Roy E. Blanton, Hobart L. Harmon


Schools in 47 high-poverty school districts located mostly along the Atlantic Coast of North Carolina, South Carolina, and Virginia may have a head start on new requirements of the No  Child Left Behind (NCLB) Act of 2001, thanks to a $6 million grant from the National Science Foundation. Begun in April 2000, the five-year Coastal Rural Systemic Initiative (CRSI) is striving to stimulate sustainable systemic improvements in science and mathematics education in school districts with a long history of low student expectations, persistent poverty, low teacher pay, and high administrator turnover. The CRSI capacity-building model is designed to address issues in rural school districts that traditionally limit the capacity for creating sustainable improvements in math and science programs. A critical action step is that each school district must sign a cooperative agreement to establish Continuous Improvement Teams (CITs) at the district and school levels.

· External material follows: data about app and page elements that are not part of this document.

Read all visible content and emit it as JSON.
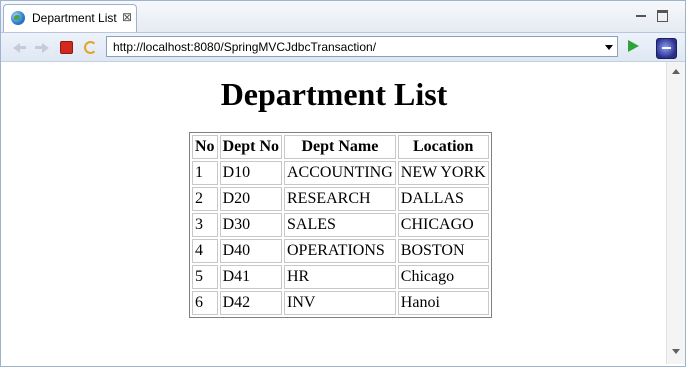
{
  "tab": {
    "title": "Department List",
    "close_glyph": "⊠"
  },
  "toolbar": {
    "url": "http://localhost:8080/SpringMVCJdbcTransaction/"
  },
  "page": {
    "title": "Department List",
    "table": {
      "headers": [
        "No",
        "Dept No",
        "Dept Name",
        "Location"
      ],
      "rows": [
        [
          "1",
          "D10",
          "ACCOUNTING",
          "NEW YORK"
        ],
        [
          "2",
          "D20",
          "RESEARCH",
          "DALLAS"
        ],
        [
          "3",
          "D30",
          "SALES",
          "CHICAGO"
        ],
        [
          "4",
          "D40",
          "OPERATIONS",
          "BOSTON"
        ],
        [
          "5",
          "D41",
          "HR",
          "Chicago"
        ],
        [
          "6",
          "D42",
          "INV",
          "Hanoi"
        ]
      ]
    }
  },
  "icons": {
    "tab": "globe-icon",
    "back": "back-arrow-icon",
    "forward": "forward-arrow-icon",
    "stop": "stop-icon",
    "refresh": "refresh-icon",
    "go": "go-icon",
    "app": "eclipse-icon"
  },
  "colors": {
    "stop": "#d4281e",
    "go": "#2da33a",
    "frame_border": "#9fb3cf"
  }
}
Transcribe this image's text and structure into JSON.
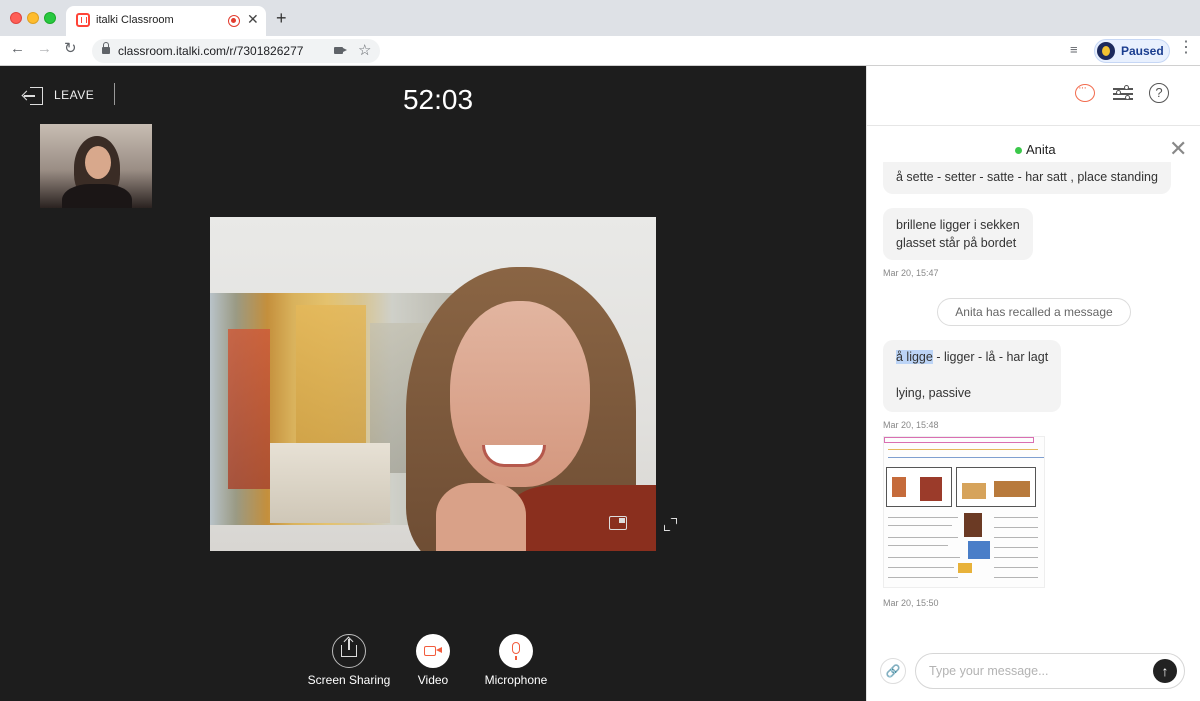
{
  "browser": {
    "tab_title": "italki Classroom",
    "tab_close": "✕",
    "new_tab": "+",
    "url": "classroom.italki.com/r/7301826277",
    "profile_status": "Paused",
    "menu": "⋮",
    "nav": {
      "back": "←",
      "forward": "→",
      "reload": "↻",
      "star": "☆",
      "media": "≡"
    }
  },
  "classroom": {
    "leave_label": "LEAVE",
    "timer": "52:03",
    "controls": [
      {
        "label": "Screen Sharing"
      },
      {
        "label": "Video"
      },
      {
        "label": "Microphone"
      }
    ]
  },
  "chat": {
    "peer_name": "Anita",
    "close": "✕",
    "help": "?",
    "messages": [
      {
        "line1": "å sette - setter - satte - har satt , place standing"
      },
      {
        "line1": "brillene ligger i sekken",
        "line2": "glasset står på bordet",
        "time": "Mar 20, 15:47"
      },
      {
        "system": "Anita has recalled a message"
      },
      {
        "highlight": "å ligge",
        "rest": " - ligger - lå - har lagt",
        "line2": "lying, passive",
        "time": "Mar 20, 15:48"
      },
      {
        "time": "Mar 20, 15:50"
      }
    ],
    "composer": {
      "attach": "🔗",
      "placeholder": "Type your message...",
      "send": "↑"
    }
  },
  "colors": {
    "accent": "#f26d4f",
    "online": "#3bc84a",
    "stage_bg": "#1d1d1d"
  }
}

These CITs represent a fundamental system capacity-building change in how decisions are made at the school and district levels—a change that is also fundamental to creating lasting improvements in math and science education programs.


Harmon, H.L. (2001). Education issues in rural schools of America. In: Steven Henderson (Ed.), Understanding achievement in science and mathematics in rural school settings. (Conference Proceedings). Lexington, KY: Kentucky Science and Technology Council.

Harmon, H., Henderson, S., & Royster, W. (2002). Reforming math and science in rural schools. Principal Leadership, 2(5), 28-32.

Harmon, H. L., & Branham, D. H. (1999). Creating standards for rural schools: A matter of values. The High School Magazine, 7(4), 14-19.

Harmon, H., & Blanton, R. (1997). Strategies for improving math and science achievement in rural Appalachia. In: The Many Faces of Rural Education. Proceedings of the Annual National Rural Education Convention (89th, Tucson, AZ, September 24-27). (ERIC Document Reproduction Service No. ED 413 141).

Lambert, L. (2003). Leadership capacity for lasting school improvement. Alexandria, VA: Association for Supervision and Curriculum Development

Lambert, L. (1998). Building leadership capacity in schools. Alexandria, VA: Association for Supervision and Curriculum Development.

Lewis, A. C. (2003). Accountability on the backs of rural children. Phi Delta Kappan,84(9), 643-644.

Love, N. (2001). Using data/getting results: A practical guide for school improvement in mathematics and science. Norwood, MA: Christopher-Gordon Publishers, Inc.

National Science Foundation. (2001). Drivers for systemic reform. Available:

Schmoker, M. (1999). Results: The key to continuous school improvement. Alexandria, VA: Association for Supervision and Curriculum Development.

Full Text: PDF


  • There are currently no refbacks.

Publication of the National Rural Education Association -

Report problems or questions about to the website to